The National Telecommunications and Information Administration (NTIA) of the U.S. Department of Commerce held its latest meeting with privacy stakeholders November 30, to discuss privacy best practices for the mobile environment. We have previously blogged about some of these earlier meetings on our sister blog from our Global Regulatory Enforcement Group.

This latest meeting once again joined members of the app developer industry with members of consumer advocate and privacy groups, along with other stakeholders from government, academia, and the private sector. Discussion focused on the latest draft of the Mobile Application Transparency Code of Conduct. Some of the issues considered in this latest draft are:

  • The scope of the definition of “Mobile Devices,” and whether, in addition to smart phones and tablets, that term should include “similar portable computing devices”
  • What type of data should be covered by the Code
  • Whether third-party service providers should be subject to the Code
  • Whether mobile app providers should be required to provide a “Short Notice” in addition to other Notice
  • What elements should be included in the Notice
  • Whether the format of the Short Notice should be standardized or within the provider’s discretion
  • How the Short Notice should be presented at download, if at all
  • Whether the Code should require that companies establish a mechanism for consumers to access data

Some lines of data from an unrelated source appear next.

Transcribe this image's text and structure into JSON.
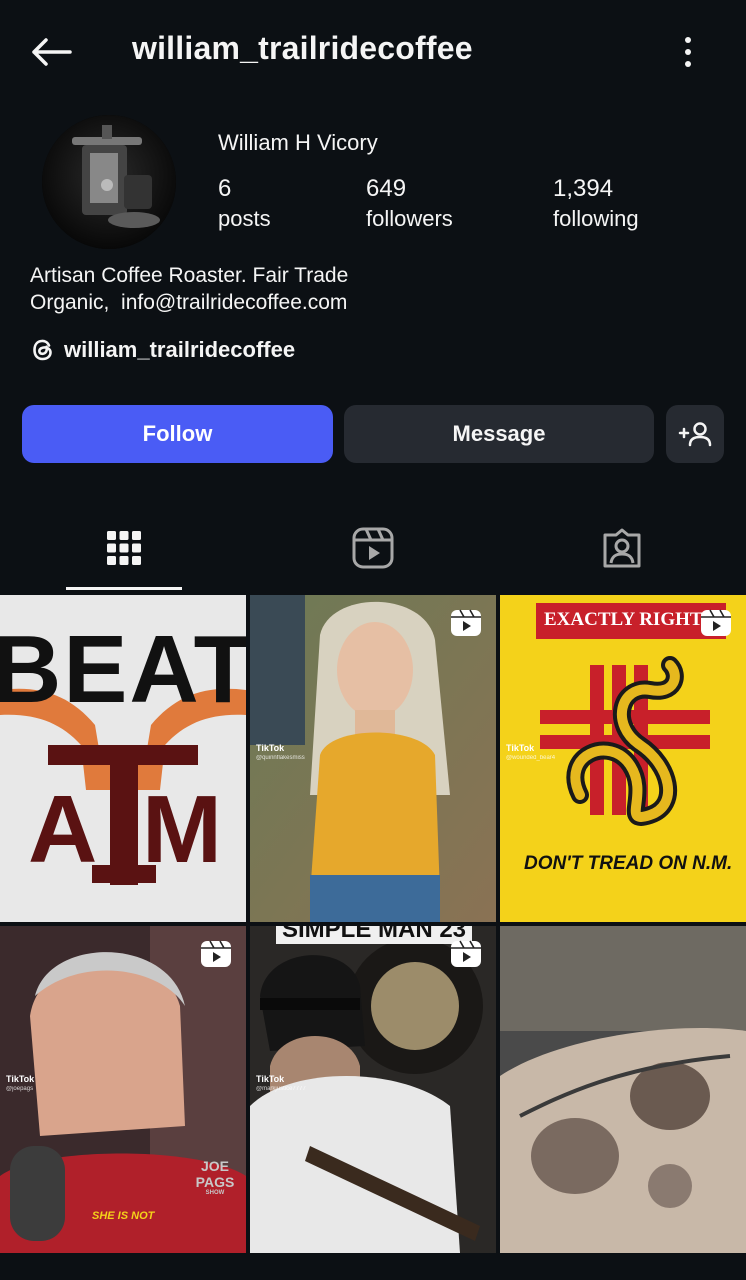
{
  "header": {
    "username": "william_trailridecoffee",
    "back_icon": "arrow-left-icon",
    "more_icon": "more-vertical-icon"
  },
  "profile": {
    "full_name": "William H Vicory",
    "stats": {
      "posts": {
        "value": "6",
        "label": "posts"
      },
      "followers": {
        "value": "649",
        "label": "followers"
      },
      "following": {
        "value": "1,394",
        "label": "following"
      }
    },
    "bio_line1": "Artisan Coffee Roaster. Fair Trade",
    "bio_line2": "Organic,  info@trailridecoffee.com",
    "threads_handle": "william_trailridecoffee"
  },
  "actions": {
    "follow_label": "Follow",
    "message_label": "Message",
    "add_icon": "add-person-icon"
  },
  "tabs": [
    "grid-icon",
    "reels-icon",
    "tagged-icon"
  ],
  "posts": [
    {
      "type": "image",
      "text1": "BEAT",
      "text2": "A",
      "text3": "M"
    },
    {
      "type": "reel",
      "tiktok": "TikTok",
      "handle": "@quinnflakesmiss"
    },
    {
      "type": "reel",
      "tiktok": "TikTok",
      "handle": "@wounded_bear4",
      "banner": "EXACTLY RIGHT",
      "caption": "DON'T TREAD ON N.M."
    },
    {
      "type": "reel",
      "tiktok": "TikTok",
      "handle": "@joepags",
      "logo": "JOE PAGS",
      "logo_sub": "SHOW",
      "caption": "SHE IS NOT"
    },
    {
      "type": "reel",
      "tiktok": "TikTok",
      "handle": "@markjustice7777",
      "top_text": "SIMPLE MAN 23"
    },
    {
      "type": "image"
    }
  ],
  "colors": {
    "background": "#0c1014",
    "follow_button": "#4a5cf5",
    "secondary_button": "#262a31"
  }
}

Why This Matters. While the Code is not yet finalized, app developers and marketers who include apps in their communications strategy should pay close attention to these proceedings. There is clearly a focus among all stakeholders on the broader issues of how widely the Code should apply and what type of notice app providers should be required to give consumers, as well as how that notice should be delivered. In an age when consumer consent, opt-in vs. opt-out, and geo-location are front and center in the privacy and mobile debate, the outcome of these discussions will have a major impact on the market. While the Code will only represent a series of best practices, as opposed to binding law, it will still set standards for mobile app providers and marketers regarding how they operate in the mobile environment with respect to consumer privacy.

We will continue to report on this process as the meetings continue to move forward. The next meeting is scheduled for December 18, 2012.